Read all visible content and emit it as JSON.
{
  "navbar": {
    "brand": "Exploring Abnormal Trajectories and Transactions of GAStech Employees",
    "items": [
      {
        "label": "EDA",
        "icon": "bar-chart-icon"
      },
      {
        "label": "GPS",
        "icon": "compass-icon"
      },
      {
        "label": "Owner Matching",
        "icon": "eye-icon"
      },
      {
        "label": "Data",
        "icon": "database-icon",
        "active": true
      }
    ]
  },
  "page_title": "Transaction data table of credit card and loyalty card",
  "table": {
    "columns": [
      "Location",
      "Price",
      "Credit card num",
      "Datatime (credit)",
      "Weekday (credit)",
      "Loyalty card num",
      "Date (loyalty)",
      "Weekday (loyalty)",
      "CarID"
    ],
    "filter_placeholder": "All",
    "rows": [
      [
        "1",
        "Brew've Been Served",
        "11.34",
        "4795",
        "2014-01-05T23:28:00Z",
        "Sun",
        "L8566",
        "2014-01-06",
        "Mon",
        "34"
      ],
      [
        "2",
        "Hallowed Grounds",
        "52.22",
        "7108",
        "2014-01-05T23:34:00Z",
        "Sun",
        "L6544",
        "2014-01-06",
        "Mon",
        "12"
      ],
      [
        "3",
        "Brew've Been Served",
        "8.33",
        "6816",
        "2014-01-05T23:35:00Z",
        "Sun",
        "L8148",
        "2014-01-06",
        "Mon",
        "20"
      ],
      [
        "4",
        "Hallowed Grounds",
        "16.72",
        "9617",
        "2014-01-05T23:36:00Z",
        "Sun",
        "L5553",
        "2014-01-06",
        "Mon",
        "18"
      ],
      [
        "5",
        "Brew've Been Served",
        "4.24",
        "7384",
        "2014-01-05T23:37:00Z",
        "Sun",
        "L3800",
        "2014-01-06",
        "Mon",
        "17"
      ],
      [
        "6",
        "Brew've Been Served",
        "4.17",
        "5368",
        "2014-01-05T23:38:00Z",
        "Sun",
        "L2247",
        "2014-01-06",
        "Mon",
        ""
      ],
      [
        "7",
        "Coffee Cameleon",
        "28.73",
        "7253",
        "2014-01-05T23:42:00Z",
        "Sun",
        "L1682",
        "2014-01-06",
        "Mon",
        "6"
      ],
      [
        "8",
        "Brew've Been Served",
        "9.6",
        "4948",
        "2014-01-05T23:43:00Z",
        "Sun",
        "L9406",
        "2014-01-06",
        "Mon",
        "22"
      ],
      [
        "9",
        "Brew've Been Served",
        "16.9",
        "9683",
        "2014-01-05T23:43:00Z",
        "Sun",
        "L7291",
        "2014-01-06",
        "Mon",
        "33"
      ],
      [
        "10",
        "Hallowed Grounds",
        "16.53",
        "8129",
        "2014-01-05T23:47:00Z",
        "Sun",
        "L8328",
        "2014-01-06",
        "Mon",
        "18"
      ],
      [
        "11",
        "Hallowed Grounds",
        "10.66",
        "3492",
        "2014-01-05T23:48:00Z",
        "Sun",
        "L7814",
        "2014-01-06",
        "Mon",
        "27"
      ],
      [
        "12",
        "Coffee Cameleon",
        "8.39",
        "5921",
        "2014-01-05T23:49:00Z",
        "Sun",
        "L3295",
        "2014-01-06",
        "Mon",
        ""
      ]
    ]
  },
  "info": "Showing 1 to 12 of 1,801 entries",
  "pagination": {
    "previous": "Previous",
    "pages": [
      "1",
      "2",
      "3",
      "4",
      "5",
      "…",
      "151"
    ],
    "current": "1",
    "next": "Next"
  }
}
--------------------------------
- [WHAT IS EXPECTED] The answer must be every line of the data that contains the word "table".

- [ANSWER TO THIS PROBLEM]
  "page_title": "Transaction data table of credit card and loyalty card",
  "table": {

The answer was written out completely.